Through observation and discussion with colleagues, we targeted the children who were of preschool age, were reluctant to try new things, continually asked for adult assistance, played alone and/or gave up easily. During our observations, we listened to the comments the children made and noted them, as our way of measuring the impact of the project. We also gave parents/carers access to a Thinglink which helped introduce them to growth mindset (see below) and created a wall display for staff to become familiar with it too.
We had hoped to see an increase in growth mindset behaviours over the project’s timeline. We observed and noted any comments from the children and separated them into fixed and growth mindset. We also listened to comments in the playroom on a day to day basis and spoke to the children’s keyworkers throughout the process. The opinion of parents and carers was also sought, to see if they had noticed any change in the children at home or in the nursery. All this information was used to evaluate the success of the project and determine if there was anything we could improve.
As previously mentioned, our fellow staff members have certainly taken on board the ‘praise the process not the outcome' language into their practice with the children. Having our display wall was amazing for team learning, as it encouraged staff to ask us more questions about growth mindset. The display wall documented the journey with photos and speech bubbles to increase awareness of the project, and was accessible for children, staff members, families, and visitors to our centre.
An example of the observation sheet that we used to take note of the children's behaviours and reactions during the activities is shown below.
Below is a photograph of some of our children receiving their growth mindset award in when they moved onto P1.
The project has led staff to change their language and to reflect on their practice more. Staff are now more likely to look at the statements used by pupils, and when they find a task easy, encourage them to take next steps in a more challenging direction. Our learning wall has helped with this also, as it highlights the process and the journey to a growth mindset, including the language a staff member can use to aid this.

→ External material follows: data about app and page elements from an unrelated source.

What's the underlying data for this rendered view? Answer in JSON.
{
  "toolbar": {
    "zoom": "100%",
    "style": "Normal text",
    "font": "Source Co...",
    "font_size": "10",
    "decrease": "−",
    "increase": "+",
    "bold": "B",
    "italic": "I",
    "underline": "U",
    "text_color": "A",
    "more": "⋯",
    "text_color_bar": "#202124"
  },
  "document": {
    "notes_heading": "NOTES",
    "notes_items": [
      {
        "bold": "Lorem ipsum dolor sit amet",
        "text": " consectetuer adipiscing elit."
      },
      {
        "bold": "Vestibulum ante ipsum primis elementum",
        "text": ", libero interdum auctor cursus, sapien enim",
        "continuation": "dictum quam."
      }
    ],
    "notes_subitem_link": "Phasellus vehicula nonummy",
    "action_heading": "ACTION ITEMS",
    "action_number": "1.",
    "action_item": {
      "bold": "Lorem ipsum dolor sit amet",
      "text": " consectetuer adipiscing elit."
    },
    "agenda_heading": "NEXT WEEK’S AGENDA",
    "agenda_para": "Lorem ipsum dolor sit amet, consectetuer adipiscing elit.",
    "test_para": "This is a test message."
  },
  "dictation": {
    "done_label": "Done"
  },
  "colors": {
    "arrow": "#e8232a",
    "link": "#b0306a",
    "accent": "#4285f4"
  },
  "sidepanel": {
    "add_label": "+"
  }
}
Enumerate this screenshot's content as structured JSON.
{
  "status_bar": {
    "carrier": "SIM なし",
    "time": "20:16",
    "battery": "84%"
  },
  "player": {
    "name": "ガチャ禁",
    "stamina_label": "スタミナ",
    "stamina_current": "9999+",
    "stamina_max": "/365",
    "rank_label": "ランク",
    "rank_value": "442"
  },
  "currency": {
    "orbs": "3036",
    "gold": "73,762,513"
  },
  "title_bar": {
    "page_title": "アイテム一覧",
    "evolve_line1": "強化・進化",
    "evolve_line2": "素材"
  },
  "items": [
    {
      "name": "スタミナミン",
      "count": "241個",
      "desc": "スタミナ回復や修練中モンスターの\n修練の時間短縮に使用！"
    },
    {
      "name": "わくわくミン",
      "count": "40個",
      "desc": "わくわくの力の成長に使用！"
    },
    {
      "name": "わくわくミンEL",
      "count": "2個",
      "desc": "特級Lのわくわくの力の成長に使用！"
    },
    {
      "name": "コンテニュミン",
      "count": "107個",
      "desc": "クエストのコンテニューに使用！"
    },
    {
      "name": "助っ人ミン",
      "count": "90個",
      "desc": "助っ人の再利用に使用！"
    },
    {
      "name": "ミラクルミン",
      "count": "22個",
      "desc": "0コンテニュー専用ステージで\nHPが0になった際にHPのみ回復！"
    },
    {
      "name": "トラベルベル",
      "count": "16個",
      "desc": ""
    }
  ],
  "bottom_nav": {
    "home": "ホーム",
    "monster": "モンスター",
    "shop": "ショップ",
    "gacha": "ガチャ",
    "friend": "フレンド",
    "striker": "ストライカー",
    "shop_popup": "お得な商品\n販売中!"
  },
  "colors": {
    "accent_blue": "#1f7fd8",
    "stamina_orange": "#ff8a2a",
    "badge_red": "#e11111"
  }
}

Overall, all feedback from staff has been positive and encouraging, and they want to learn more about growth mindset.
In hindsight, it might have been beneficial to have a training session with all staff before beginning the project, to convey growth mindset messages. This would have given staff members more confidence to use the language and be aware of the research behind our project. It was encouraging to hear from our management team that the project linked well to the centre’s improvement plan, as we all work together to develop our professional skills and knowledge. This growth mindset project provided an opportunity for working with our Early Years colleagues, supporting them to support young children to understand that mistakes are positive and help us to learn.
Our next steps are to increase staff awareness by sharing our experience and the results of the project. We will be directing more people to the Thinglink, to easily access information on growth mindset. We would also like to continue to track our target group’s development to see if more of them will receive a growth mindset award from their new schools in the future.